Managing economic development incentive programs is not easy. Here are five common mistakes we see in state and local incentive efforts across the country.


1. It is not clear what the incentive program is supposed to accomplish.

Too many incentive programs are designed to “support economic development” or “assist businesses,” which can mean just about anything. As a result, it is extremely difficult to determine which programs are effective uses of taxpayer funds. Everyone wants to know if incentives are effective, but “effective at what?” remains an open question in many places.


2. The portfolio of financial incentive programs is out-of-date.

Economies evolve, priorities change, and business needs are not what they used to be. Incentive programs created in different economic eras often remain on the books even when they are no longer aligned with current community objectives. It is also easier to add rather than eliminate programs, meaning many jurisdictions have overlapping programs that are inefficient to administer and confusing to the businesses they are intended to help.


3.  A focus on doing deals outweighs attention to actual outcomes.

When the focus is on completing a deal and making a project announcement, the back-end work of tracking commitments and progress toward economic development goals gets short shrift. This near-term focus can inadvertently undermine long-term support for economic development activities when results can’t be tracked and reported.

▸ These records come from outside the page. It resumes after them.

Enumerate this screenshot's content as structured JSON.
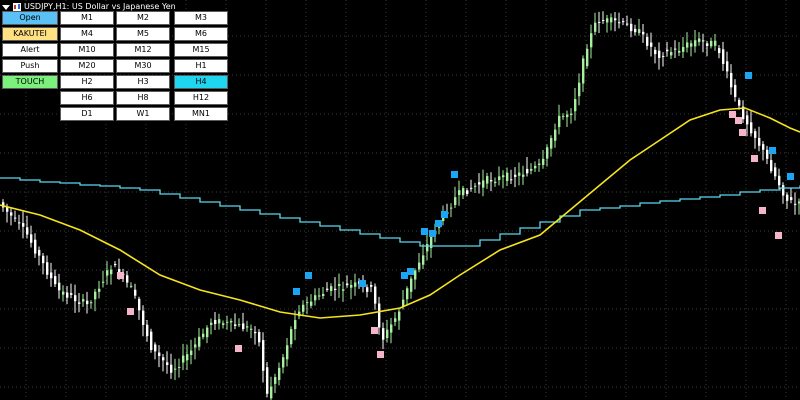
{
  "window": {
    "title": "USDJPY,H1: US Dollar vs Japanese Yen"
  },
  "panel": {
    "left_buttons": [
      {
        "label": "Open",
        "style": "open"
      },
      {
        "label": "KAKUTEI",
        "style": "kakutei"
      },
      {
        "label": "Alert",
        "style": "plain"
      },
      {
        "label": "Push",
        "style": "plain"
      },
      {
        "label": "TOUCH",
        "style": "touch"
      }
    ],
    "timeframes": [
      [
        "M1",
        "M2",
        "M3"
      ],
      [
        "M4",
        "M5",
        "M6"
      ],
      [
        "M10",
        "M12",
        "M15"
      ],
      [
        "M20",
        "M30",
        "H1"
      ],
      [
        "H2",
        "H3",
        "H4"
      ],
      [
        "H6",
        "H8",
        "H12"
      ],
      [
        "D1",
        "W1",
        "MN1"
      ]
    ],
    "active_timeframe": "H4"
  },
  "colors": {
    "background": "#000000",
    "grid": "#3a3a3a",
    "bull_candle": "#a7f0a0",
    "bear_candle": "#ffffff",
    "yellow_ma": "#f5e41b",
    "cyan_line": "#5ad8f0",
    "blue_marker": "#1aa5f5",
    "pink_marker": "#f5b5c8",
    "active_button": "#1fd6f0"
  },
  "icons": [
    "symbol-menu-icon",
    "candle-chart-icon"
  ]
}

4. Resources are not available for compliance and evaluation.

Economic development organizations need staff with the right qualifications, appropriate information systems, and procedures for obtaining and tracking data on outcomes associated with incentives. Resources are required to manage and monitor incentives, as well as to enforce contract provisions when necessary, not just make the awards.


5. Failure to prepare for transparency as the new norm.

Elected officials and community groups are demanding better data on incentives, especially for high-profile projects like Amazon’s HQ2.  While we don’t believe every aspect of incentive program management is appropriate to share publicly, it is reasonable to disclose the essentials of incentives that are offered, how much they are expected to cost, and anticipated community benefits. Not doing so undermines confidence in both the incentive programs themselves and the overall economic development effort.

We can and should do more as economic developers to share with our communities how our work and well-run incentive programs help us accomplish our shared economic development objectives.


Ellen Harpel, Founder, Smart Incentives